Also in 1999, Paul McCartney had an upcoming single bootlegged when "I Got Stung" was taken from a BBC broadcast and distributed over the Internet. The track was from his forthcoming release ‘Run Devil Run’ album.’

The Evergreen Ballroom in Lacey, Washington was destroyed by a fire in 2000. During the ballroom's heyday in the 1950s, 60s and 70s, many of music's greats played there: Elvis Presley, Johnny Cash, Duke Ellington, Chuck Berry, Little Richard, Ike & Tina Turner and Fats Domino. Glen Campbell had lived in the kitchen at the venue for a while before he became famous.

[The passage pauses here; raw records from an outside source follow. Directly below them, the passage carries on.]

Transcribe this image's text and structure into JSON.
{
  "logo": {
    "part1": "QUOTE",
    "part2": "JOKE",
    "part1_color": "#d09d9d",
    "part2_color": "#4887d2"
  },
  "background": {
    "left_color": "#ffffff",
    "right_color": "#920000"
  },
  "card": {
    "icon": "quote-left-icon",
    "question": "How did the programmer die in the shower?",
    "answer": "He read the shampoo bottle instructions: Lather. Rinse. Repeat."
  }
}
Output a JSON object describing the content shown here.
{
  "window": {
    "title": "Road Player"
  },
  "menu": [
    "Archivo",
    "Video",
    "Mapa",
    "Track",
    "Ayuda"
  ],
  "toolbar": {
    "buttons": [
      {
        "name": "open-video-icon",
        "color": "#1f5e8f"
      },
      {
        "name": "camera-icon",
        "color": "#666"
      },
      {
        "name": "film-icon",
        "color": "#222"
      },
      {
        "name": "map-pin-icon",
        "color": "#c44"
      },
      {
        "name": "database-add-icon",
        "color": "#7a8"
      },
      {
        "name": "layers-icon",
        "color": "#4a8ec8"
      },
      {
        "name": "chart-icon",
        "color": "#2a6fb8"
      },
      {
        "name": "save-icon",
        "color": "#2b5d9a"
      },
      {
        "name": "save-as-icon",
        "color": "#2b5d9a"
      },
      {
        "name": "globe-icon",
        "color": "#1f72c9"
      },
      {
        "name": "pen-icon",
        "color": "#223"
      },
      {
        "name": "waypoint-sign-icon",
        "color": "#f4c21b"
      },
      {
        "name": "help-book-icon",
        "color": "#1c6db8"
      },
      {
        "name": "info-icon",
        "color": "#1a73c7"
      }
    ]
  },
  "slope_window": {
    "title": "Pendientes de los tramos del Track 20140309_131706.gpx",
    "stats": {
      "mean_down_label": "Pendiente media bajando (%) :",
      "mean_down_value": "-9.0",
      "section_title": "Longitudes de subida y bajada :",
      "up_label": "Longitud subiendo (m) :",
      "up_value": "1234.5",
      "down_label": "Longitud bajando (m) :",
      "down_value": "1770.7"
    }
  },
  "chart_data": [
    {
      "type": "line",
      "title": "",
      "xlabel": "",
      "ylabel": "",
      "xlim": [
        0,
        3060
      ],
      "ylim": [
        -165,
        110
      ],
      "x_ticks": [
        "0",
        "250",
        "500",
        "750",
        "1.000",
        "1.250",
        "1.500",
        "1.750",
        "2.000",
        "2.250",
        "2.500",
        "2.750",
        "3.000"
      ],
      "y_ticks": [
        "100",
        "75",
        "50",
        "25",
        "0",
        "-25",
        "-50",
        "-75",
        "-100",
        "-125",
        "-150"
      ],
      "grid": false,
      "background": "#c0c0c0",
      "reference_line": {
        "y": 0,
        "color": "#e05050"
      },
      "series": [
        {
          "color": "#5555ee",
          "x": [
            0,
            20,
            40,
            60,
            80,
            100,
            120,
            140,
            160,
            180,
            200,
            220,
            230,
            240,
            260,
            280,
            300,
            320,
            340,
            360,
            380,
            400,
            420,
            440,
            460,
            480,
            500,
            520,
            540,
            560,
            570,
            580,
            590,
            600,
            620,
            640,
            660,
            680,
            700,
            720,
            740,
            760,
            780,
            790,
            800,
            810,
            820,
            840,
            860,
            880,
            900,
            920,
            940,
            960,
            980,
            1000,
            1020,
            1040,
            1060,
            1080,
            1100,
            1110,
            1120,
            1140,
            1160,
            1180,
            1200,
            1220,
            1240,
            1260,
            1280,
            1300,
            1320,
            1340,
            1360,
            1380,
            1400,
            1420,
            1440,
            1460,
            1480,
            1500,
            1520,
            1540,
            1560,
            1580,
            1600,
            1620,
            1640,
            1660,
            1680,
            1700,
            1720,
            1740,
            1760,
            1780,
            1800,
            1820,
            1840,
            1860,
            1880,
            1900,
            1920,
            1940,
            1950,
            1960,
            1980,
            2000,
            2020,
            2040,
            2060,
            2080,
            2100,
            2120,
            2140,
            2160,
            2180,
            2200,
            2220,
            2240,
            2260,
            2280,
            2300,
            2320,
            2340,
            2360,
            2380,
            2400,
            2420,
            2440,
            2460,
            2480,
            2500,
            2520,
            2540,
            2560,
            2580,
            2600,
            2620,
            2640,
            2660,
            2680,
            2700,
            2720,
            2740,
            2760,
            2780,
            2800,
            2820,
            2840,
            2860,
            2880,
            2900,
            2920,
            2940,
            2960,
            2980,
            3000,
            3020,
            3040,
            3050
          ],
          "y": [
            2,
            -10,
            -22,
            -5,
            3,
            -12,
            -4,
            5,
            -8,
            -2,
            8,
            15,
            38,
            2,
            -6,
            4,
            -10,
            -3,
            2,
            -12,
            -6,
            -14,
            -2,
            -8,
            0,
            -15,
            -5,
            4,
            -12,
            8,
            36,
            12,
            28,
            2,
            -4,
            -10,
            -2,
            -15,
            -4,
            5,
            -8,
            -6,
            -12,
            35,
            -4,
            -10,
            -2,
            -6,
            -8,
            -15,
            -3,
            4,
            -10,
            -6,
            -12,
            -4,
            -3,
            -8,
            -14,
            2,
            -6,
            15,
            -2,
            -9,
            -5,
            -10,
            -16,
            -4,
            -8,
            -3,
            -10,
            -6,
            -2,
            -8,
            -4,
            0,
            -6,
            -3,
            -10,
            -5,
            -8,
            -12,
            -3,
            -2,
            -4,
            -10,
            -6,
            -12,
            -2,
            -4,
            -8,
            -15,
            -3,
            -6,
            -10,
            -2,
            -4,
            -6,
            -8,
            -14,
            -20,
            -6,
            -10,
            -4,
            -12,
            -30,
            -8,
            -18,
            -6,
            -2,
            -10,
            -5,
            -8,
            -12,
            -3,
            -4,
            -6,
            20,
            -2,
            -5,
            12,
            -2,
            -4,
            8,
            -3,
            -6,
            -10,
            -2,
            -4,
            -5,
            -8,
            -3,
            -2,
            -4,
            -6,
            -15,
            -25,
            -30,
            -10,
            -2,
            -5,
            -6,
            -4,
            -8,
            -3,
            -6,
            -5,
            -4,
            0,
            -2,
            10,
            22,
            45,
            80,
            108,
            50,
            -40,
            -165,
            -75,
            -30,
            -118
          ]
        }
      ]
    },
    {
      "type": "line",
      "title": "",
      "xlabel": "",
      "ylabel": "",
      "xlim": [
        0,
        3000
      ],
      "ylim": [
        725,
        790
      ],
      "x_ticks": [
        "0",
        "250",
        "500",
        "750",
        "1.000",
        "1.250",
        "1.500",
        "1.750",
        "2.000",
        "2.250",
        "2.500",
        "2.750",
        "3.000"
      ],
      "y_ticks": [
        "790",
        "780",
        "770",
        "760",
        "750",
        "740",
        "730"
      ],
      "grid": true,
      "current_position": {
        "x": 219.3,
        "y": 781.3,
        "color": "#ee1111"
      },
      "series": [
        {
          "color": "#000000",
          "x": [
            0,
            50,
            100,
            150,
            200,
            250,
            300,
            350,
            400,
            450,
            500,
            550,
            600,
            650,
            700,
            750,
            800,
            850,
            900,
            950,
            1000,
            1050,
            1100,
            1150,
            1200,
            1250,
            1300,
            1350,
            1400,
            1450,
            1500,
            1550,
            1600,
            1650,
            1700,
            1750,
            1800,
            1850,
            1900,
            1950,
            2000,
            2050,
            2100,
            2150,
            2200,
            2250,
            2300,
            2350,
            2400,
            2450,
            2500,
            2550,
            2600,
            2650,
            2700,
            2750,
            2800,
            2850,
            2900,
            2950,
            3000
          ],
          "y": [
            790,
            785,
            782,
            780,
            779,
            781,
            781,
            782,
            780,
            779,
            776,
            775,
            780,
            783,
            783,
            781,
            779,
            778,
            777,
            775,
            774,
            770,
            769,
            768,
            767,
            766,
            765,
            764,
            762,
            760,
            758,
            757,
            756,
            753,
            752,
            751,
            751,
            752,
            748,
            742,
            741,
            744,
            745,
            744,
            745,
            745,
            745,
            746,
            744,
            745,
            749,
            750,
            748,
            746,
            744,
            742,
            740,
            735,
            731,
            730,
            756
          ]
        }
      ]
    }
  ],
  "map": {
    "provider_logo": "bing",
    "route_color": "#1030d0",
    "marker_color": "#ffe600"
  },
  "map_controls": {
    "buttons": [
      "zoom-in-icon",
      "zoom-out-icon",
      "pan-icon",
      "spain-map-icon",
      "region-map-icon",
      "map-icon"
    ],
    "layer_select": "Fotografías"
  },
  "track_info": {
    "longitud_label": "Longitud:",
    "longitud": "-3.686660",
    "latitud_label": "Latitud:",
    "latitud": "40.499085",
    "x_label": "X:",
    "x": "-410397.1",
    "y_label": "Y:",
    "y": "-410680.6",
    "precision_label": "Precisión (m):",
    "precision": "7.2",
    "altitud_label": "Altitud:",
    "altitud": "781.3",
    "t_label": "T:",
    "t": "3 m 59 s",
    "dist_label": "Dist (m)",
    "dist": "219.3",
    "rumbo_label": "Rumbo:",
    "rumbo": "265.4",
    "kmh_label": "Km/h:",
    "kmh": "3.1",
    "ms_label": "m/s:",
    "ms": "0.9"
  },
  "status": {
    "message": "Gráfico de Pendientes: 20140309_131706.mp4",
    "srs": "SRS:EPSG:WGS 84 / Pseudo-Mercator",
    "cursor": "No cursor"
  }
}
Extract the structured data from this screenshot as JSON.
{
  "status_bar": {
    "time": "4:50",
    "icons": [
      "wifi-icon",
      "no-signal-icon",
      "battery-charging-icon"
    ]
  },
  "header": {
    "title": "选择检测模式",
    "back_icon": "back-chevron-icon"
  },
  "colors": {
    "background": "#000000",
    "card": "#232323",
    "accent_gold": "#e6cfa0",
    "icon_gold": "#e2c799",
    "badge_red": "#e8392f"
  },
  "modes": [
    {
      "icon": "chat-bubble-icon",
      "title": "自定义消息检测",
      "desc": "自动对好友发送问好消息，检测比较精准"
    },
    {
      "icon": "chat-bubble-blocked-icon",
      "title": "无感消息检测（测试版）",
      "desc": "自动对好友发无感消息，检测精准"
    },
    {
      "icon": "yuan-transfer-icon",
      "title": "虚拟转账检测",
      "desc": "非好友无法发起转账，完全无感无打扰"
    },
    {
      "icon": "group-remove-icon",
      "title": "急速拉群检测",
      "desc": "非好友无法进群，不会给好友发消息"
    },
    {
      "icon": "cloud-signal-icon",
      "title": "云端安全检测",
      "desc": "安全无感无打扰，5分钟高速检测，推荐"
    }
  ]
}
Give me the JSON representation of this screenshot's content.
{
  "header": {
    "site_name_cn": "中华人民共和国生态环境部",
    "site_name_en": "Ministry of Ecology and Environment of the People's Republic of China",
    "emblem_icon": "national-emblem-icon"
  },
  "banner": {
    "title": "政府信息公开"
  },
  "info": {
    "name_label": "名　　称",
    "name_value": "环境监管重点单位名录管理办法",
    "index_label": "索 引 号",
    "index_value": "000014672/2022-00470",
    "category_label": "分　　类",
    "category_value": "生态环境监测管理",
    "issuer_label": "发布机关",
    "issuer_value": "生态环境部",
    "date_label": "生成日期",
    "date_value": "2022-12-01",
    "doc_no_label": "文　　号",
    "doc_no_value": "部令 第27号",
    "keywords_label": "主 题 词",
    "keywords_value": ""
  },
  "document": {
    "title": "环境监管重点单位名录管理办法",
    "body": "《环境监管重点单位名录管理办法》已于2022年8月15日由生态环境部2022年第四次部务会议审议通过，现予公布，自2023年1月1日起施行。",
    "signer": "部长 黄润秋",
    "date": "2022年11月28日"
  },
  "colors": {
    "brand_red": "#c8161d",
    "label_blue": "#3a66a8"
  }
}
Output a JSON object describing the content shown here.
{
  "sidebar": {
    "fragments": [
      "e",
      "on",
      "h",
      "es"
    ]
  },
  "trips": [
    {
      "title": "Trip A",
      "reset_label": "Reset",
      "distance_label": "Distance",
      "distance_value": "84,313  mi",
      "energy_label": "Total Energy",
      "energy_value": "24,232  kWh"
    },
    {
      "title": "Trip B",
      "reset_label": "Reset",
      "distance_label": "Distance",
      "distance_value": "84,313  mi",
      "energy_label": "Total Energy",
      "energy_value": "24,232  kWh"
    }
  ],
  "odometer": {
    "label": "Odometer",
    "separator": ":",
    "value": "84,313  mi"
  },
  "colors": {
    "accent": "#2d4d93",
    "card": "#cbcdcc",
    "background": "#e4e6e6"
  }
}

In 2003, a tooth said to have been pulled out of Elvis's mouth after an injury failed to sell on the auction site eBay. The tooth had been put on a 10-day sale with a reserve price of $100,000. Bids had pushed the price up to $2 million but they were later found out to be fraudulent.

Eric Clapton teamed with the Fender Guitar Company in 2007 to design a limited-edition line of guitars and amplifiers to raise money for the Crossroads Centre, the rehab facility he founded in Antigua. An Eric Clapton Crossroads Stratocaster with '57 Twin-Amps sells for $30,000. Without the amp it's 10-grand less.

Paul McCartney performed a free concert in Quebec in 2008 as part of the Canadian city's 400th anniversary celebrations.

A digital EP featuring four versions of David Bowie's seminal ‘69 hit "Space Oddity" was issued through the U.K. iTunes store in 2009. The collection is released in honor of the 40th anniversary of both man's first walk on the moon and the song's original drop date.

“Sweet Home Alabama -- The Country Music Tribute to Lynyrd Skynyrd” is available exclusively through Wal-Mart in 2010. "It's all these young Country bucks doing Skynyrd songs, which is pretty cool to us," Skynyrd frontman Johnny Van Zant tells Billboard.com. "It gives me great pleasure, because they're doing older stuff."

Today, Sheryl Crow issues her seventh album “100 Miles From Memphis.” She gets help from a diverse collection of performers ranging from the Stones’ Keith Richards to pop singer/actor Justin Timberlake. “Summer Day” is the lead single.

No comments: